[Stored items]
════════════════════
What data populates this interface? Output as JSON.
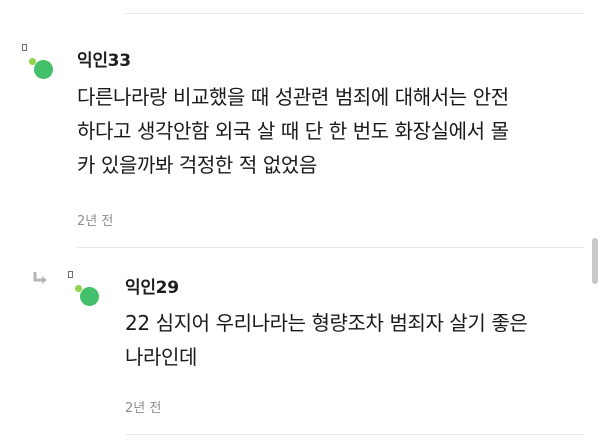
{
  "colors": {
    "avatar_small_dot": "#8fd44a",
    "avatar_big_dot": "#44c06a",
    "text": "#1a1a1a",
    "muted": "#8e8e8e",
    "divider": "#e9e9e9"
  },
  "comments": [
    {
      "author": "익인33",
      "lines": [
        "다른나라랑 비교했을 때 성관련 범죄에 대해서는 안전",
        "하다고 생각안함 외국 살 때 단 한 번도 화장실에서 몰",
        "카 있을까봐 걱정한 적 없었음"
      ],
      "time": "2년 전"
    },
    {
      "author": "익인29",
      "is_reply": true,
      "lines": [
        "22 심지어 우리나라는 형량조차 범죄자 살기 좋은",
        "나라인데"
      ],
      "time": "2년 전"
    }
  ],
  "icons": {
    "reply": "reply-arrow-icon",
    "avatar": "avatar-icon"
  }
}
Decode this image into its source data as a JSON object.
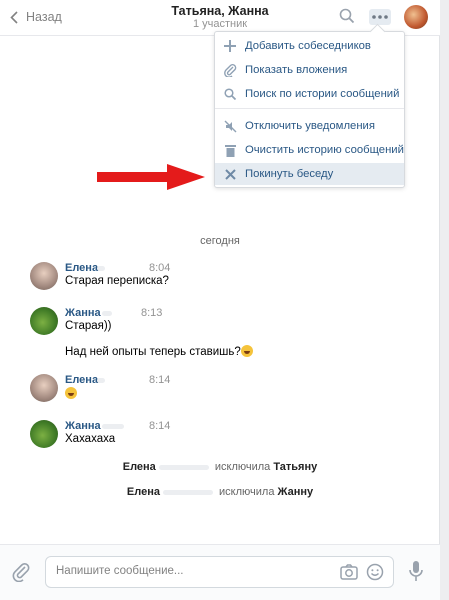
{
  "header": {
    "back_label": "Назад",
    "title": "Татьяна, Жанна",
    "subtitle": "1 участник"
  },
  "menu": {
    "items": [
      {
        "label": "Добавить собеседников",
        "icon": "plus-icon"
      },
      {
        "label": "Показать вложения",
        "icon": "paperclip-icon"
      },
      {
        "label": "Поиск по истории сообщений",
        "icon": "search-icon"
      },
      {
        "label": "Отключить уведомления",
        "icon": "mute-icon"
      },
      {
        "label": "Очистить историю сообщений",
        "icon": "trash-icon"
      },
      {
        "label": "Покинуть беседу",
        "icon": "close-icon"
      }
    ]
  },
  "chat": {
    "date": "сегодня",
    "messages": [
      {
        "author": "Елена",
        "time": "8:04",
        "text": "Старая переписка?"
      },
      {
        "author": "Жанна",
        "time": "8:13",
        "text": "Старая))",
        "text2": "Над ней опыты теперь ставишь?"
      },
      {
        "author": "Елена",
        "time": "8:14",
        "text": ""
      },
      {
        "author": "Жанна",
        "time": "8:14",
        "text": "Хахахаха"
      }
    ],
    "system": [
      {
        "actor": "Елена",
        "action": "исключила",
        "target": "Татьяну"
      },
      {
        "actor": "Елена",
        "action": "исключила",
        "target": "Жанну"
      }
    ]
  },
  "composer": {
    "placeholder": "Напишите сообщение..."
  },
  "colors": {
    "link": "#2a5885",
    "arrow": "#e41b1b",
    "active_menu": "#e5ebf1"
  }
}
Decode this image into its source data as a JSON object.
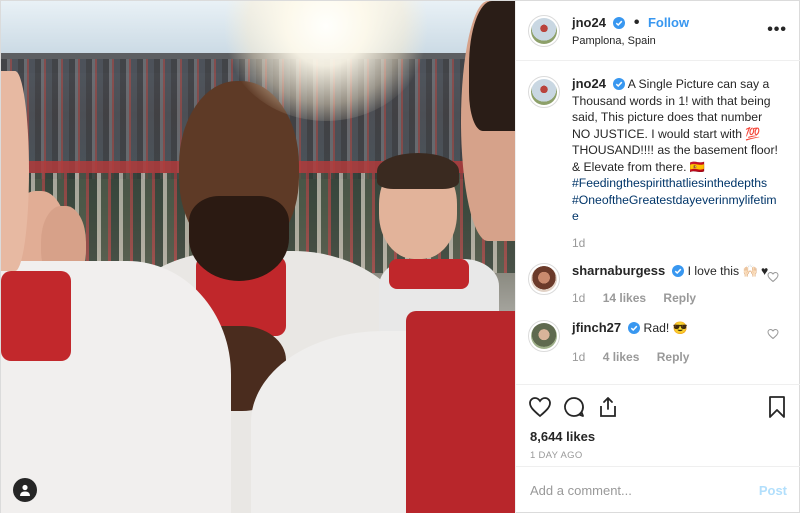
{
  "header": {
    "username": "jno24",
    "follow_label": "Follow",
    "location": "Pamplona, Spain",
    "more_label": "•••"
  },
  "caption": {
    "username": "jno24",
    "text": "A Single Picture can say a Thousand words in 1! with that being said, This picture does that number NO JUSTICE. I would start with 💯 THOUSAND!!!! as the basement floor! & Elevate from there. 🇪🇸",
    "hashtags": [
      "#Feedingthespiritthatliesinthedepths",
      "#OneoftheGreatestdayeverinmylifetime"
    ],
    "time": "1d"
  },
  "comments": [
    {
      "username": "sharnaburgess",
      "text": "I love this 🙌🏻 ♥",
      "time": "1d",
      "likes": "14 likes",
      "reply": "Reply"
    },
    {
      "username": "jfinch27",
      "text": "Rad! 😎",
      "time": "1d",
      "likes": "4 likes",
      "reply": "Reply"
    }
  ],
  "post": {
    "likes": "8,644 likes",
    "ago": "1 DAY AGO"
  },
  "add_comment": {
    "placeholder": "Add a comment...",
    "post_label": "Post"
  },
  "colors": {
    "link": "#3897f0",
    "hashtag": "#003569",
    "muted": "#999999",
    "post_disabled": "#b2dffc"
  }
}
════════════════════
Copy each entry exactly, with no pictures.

What data populates this interface? Output as JSON.
{
  "colors": {
    "avatar_small_dot": "#8fd44a",
    "avatar_big_dot": "#44c06a",
    "text": "#1a1a1a",
    "muted": "#8e8e8e",
    "divider": "#e9e9e9"
  },
  "comments": [
    {
      "author": "익인33",
      "lines": [
        "다른나라랑 비교했을 때 성관련 범죄에 대해서는 안전",
        "하다고 생각안함 외국 살 때 단 한 번도 화장실에서 몰",
        "카 있을까봐 걱정한 적 없었음"
      ],
      "time": "2년 전"
    },
    {
      "author": "익인29",
      "is_reply": true,
      "lines": [
        "22 심지어 우리나라는 형량조차 범죄자 살기 좋은",
        "나라인데"
      ],
      "time": "2년 전"
    }
  ],
  "icons": {
    "reply": "reply-arrow-icon",
    "avatar": "avatar-icon"
  }
}
Decode this image into its source data as a JSON object.
{
  "header": {
    "back_label": "Назад",
    "title": "Татьяна, Жанна",
    "subtitle": "1 участник"
  },
  "menu": {
    "items": [
      {
        "label": "Добавить собеседников",
        "icon": "plus-icon"
      },
      {
        "label": "Показать вложения",
        "icon": "paperclip-icon"
      },
      {
        "label": "Поиск по истории сообщений",
        "icon": "search-icon"
      },
      {
        "label": "Отключить уведомления",
        "icon": "mute-icon"
      },
      {
        "label": "Очистить историю сообщений",
        "icon": "trash-icon"
      },
      {
        "label": "Покинуть беседу",
        "icon": "close-icon"
      }
    ]
  },
  "chat": {
    "date": "сегодня",
    "messages": [
      {
        "author": "Елена",
        "time": "8:04",
        "text": "Старая переписка?"
      },
      {
        "author": "Жанна",
        "time": "8:13",
        "text": "Старая))",
        "text2": "Над ней опыты теперь ставишь?"
      },
      {
        "author": "Елена",
        "time": "8:14",
        "text": ""
      },
      {
        "author": "Жанна",
        "time": "8:14",
        "text": "Хахахаха"
      }
    ],
    "system": [
      {
        "actor": "Елена",
        "action": "исключила",
        "target": "Татьяну"
      },
      {
        "actor": "Елена",
        "action": "исключила",
        "target": "Жанну"
      }
    ]
  },
  "composer": {
    "placeholder": "Напишите сообщение..."
  },
  "colors": {
    "link": "#2a5885",
    "arrow": "#e41b1b",
    "active_menu": "#e5ebf1"
  }
}
Decode this image into its source data as a JSON object.
{
  "header": {
    "username": "jno24",
    "follow_label": "Follow",
    "location": "Pamplona, Spain",
    "more_label": "•••"
  },
  "caption": {
    "username": "jno24",
    "text": "A Single Picture can say a Thousand words in 1! with that being said, This picture does that number NO JUSTICE. I would start with 💯 THOUSAND!!!! as the basement floor! & Elevate from there. 🇪🇸",
    "hashtags": [
      "#Feedingthespiritthatliesinthedepths",
      "#OneoftheGreatestdayeverinmylifetime"
    ],
    "time": "1d"
  },
  "comments": [
    {
      "username": "sharnaburgess",
      "text": "I love this 🙌🏻 ♥",
      "time": "1d",
      "likes": "14 likes",
      "reply": "Reply"
    },
    {
      "username": "jfinch27",
      "text": "Rad! 😎",
      "time": "1d",
      "likes": "4 likes",
      "reply": "Reply"
    }
  ],
  "post": {
    "likes": "8,644 likes",
    "ago": "1 DAY AGO"
  },
  "add_comment": {
    "placeholder": "Add a comment...",
    "post_label": "Post"
  },
  "colors": {
    "link": "#3897f0",
    "hashtag": "#003569",
    "muted": "#999999",
    "post_disabled": "#b2dffc"
  }
}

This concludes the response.